"Those measures will certainly bring profound changes for our car industry's development," Xin Guobin told Xinhua, China's official news agency

China made 28 million cars last year, almost a third of the global total.

Both the UK and France have already announced plans to ban new diesel and petrol vehicles by 2040, as part of efforts to reduce pollution and carbon emissions.

Chinese debate medical rights after pregnant woman's suicide

The 26-year-old woman, surnamed Ma, jumped from a hospital window in northern Shaanxi province on 31 August.

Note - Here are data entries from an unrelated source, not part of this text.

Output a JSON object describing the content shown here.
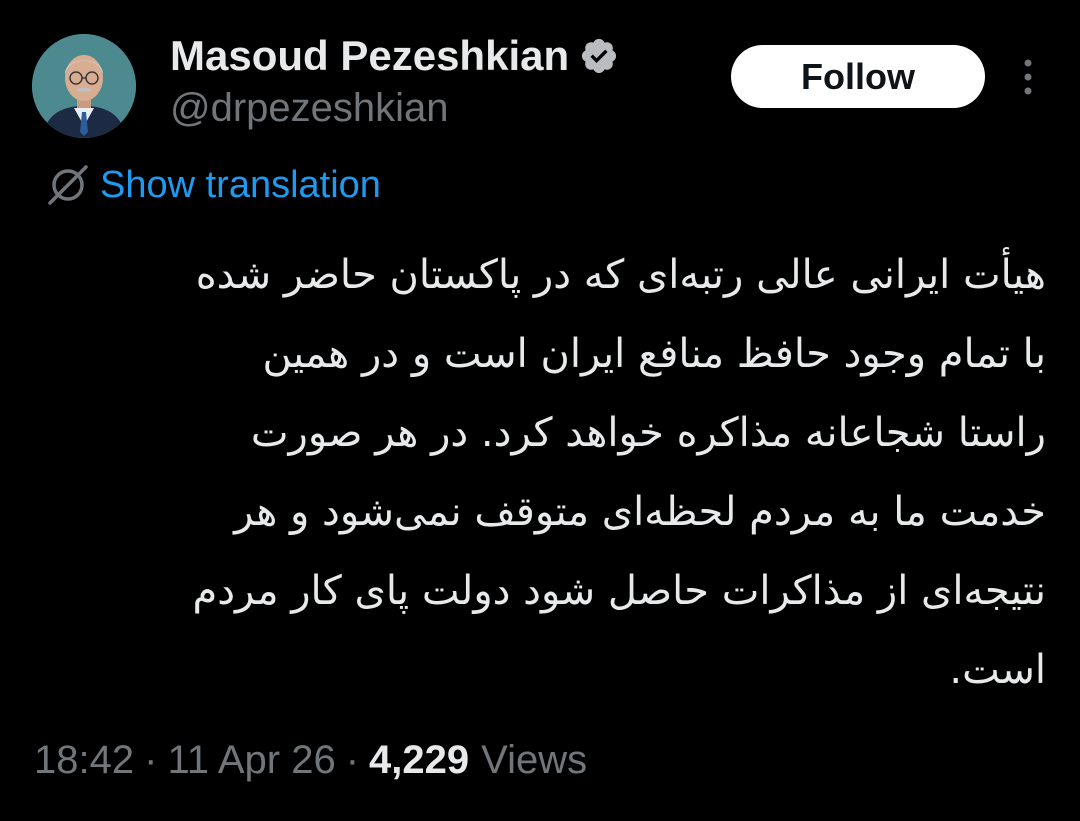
{
  "user": {
    "display_name": "Masoud Pezeshkian",
    "handle": "@drpezeshkian",
    "verified": true
  },
  "actions": {
    "follow_label": "Follow",
    "more_icon": "more-vertical-icon"
  },
  "translation": {
    "label": "Show translation",
    "icon": "globe-icon"
  },
  "tweet": {
    "lines": [
      "هیأت ایرانی عالی رتبه‌ای که در پاکستان حاضر شده",
      "با تمام وجود حافظ منافع ایران است و در همین",
      "راستا شجاعانه مذاکره خواهد کرد. در هر صورت",
      "خدمت ما به مردم لحظه‌ای متوقف نمی‌شود و هر",
      "نتیجه‌ای از مذاکرات حاصل شود دولت پای کار مردم",
      "است."
    ]
  },
  "meta": {
    "time": "18:42",
    "separator": "·",
    "date": "11 Apr 26",
    "views_count": "4,229",
    "views_label": "Views"
  },
  "colors": {
    "background": "#000000",
    "text_primary": "#e7e9ea",
    "text_secondary": "#71767b",
    "link": "#1d9bf0",
    "verified_badge": "#b9bdc2"
  }
}
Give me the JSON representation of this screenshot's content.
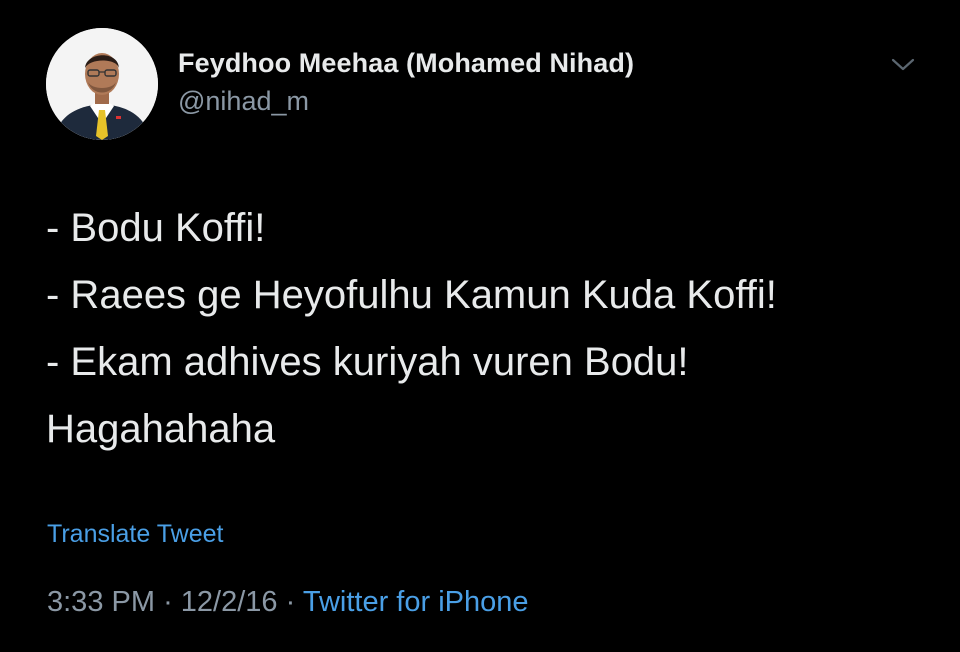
{
  "colors": {
    "background": "#000000",
    "primary_text": "#e8eaeb",
    "secondary_text": "#8b98a5",
    "link": "#4a9fe6"
  },
  "author": {
    "display_name": "Feydhoo Meehaa (Mohamed Nihad)",
    "handle": "@nihad_m",
    "avatar_icon": "profile-photo-avatar"
  },
  "menu": {
    "icon": "chevron-down-icon"
  },
  "tweet": {
    "lines": [
      "- Bodu Koffi!",
      "- Raees ge Heyofulhu Kamun Kuda Koffi!",
      "- Ekam adhives kuriyah vuren Bodu!",
      "Hagahahaha"
    ],
    "translate_label": "Translate Tweet"
  },
  "meta": {
    "time": "3:33 PM",
    "separator": "·",
    "date": "12/2/16",
    "source": "Twitter for iPhone"
  }
}
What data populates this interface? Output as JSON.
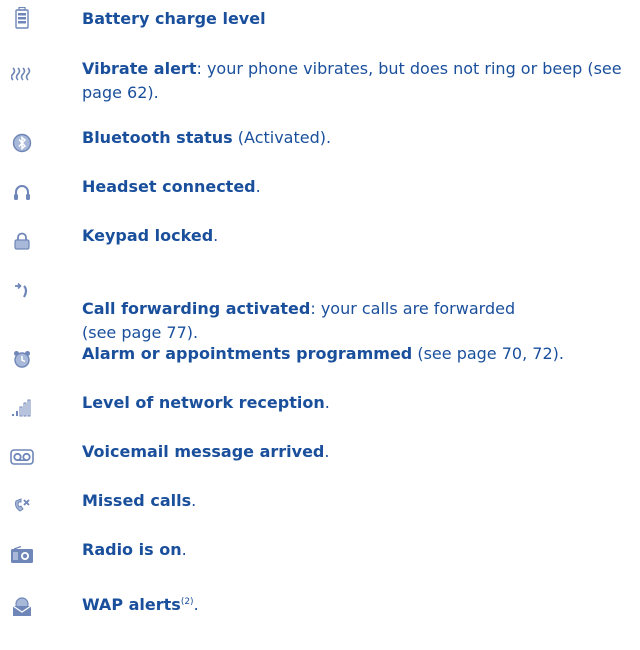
{
  "colors": {
    "text": "#1a4f9c",
    "icon": "#6f86b8",
    "icon_light": "#a8b8d8"
  },
  "items": [
    {
      "icon": "battery-icon",
      "label": "Battery charge level",
      "desc": ""
    },
    {
      "icon": "vibrate-icon",
      "label": "Vibrate alert",
      "desc": ": your phone vibrates, but does not ring or beep (see page 62)."
    },
    {
      "icon": "bluetooth-icon",
      "label": "Bluetooth status",
      "desc": " (Activated)."
    },
    {
      "icon": "headset-icon",
      "label": "Headset connected",
      "desc": "."
    },
    {
      "icon": "keypad-lock-icon",
      "label": "Keypad locked",
      "desc": "."
    },
    {
      "icon": "call-forward-icon",
      "label": "Call forwarding activated",
      "desc": ": your calls are forwarded\n(see page 77)."
    },
    {
      "icon": "alarm-clock-icon",
      "label": "Alarm or appointments programmed",
      "desc": " (see page 70, 72)."
    },
    {
      "icon": "signal-bars-icon",
      "label": "Level of network reception",
      "desc": "."
    },
    {
      "icon": "voicemail-icon",
      "label": "Voicemail message arrived",
      "desc": "."
    },
    {
      "icon": "missed-call-icon",
      "label": "Missed calls",
      "desc": "."
    },
    {
      "icon": "radio-icon",
      "label": "Radio is on",
      "desc": "."
    },
    {
      "icon": "wap-alert-icon",
      "label": "WAP alerts",
      "sup": "(2)",
      "desc": "."
    }
  ]
}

The child she was carrying was also killed.Huo Junwei, a doctor at the Yulin Number One hospital, told China Economic Daily that Ms Ma "left the ward twice and told her family that the pain was unbearable, and that she wanted a caesarean section, but the family were not willing to allow the procedure."Her husband, surnamed Yan, refutes this, telling Beijing Youth Daily that "we did not disagree to a caesarean".

 

'Risky delivery'

Chinese man jailed for selling VPNs that bypass Great Firewall

China's Supreme Court has sentenced Deng Jiewei from Dongguan in Guangdong province, close to Hong Kong, to nine months in prison for selling virtual private network (VPN) software through his own small independent website.

VPN encrypts users' Internet traffic and routes it through a distant connection so that web surfers can hide their identities and location data while accessing websites that are usually restricted or censored by any country.

Teen's death at Chinese internet addiction camp sparks anger

The 18-year-old had allegedly sustained multiple injuries, and the centre's director and staff members have been held by police, according to reports.

The incident took place earlier this month in eastern Anhui province.

China has seen a proliferation in so-called "boot camps" aimed at treating internet and gaming addictions.

Some are known for their military-style discipline and have been criticised for overly harsh practices.

'Completely covered with scars'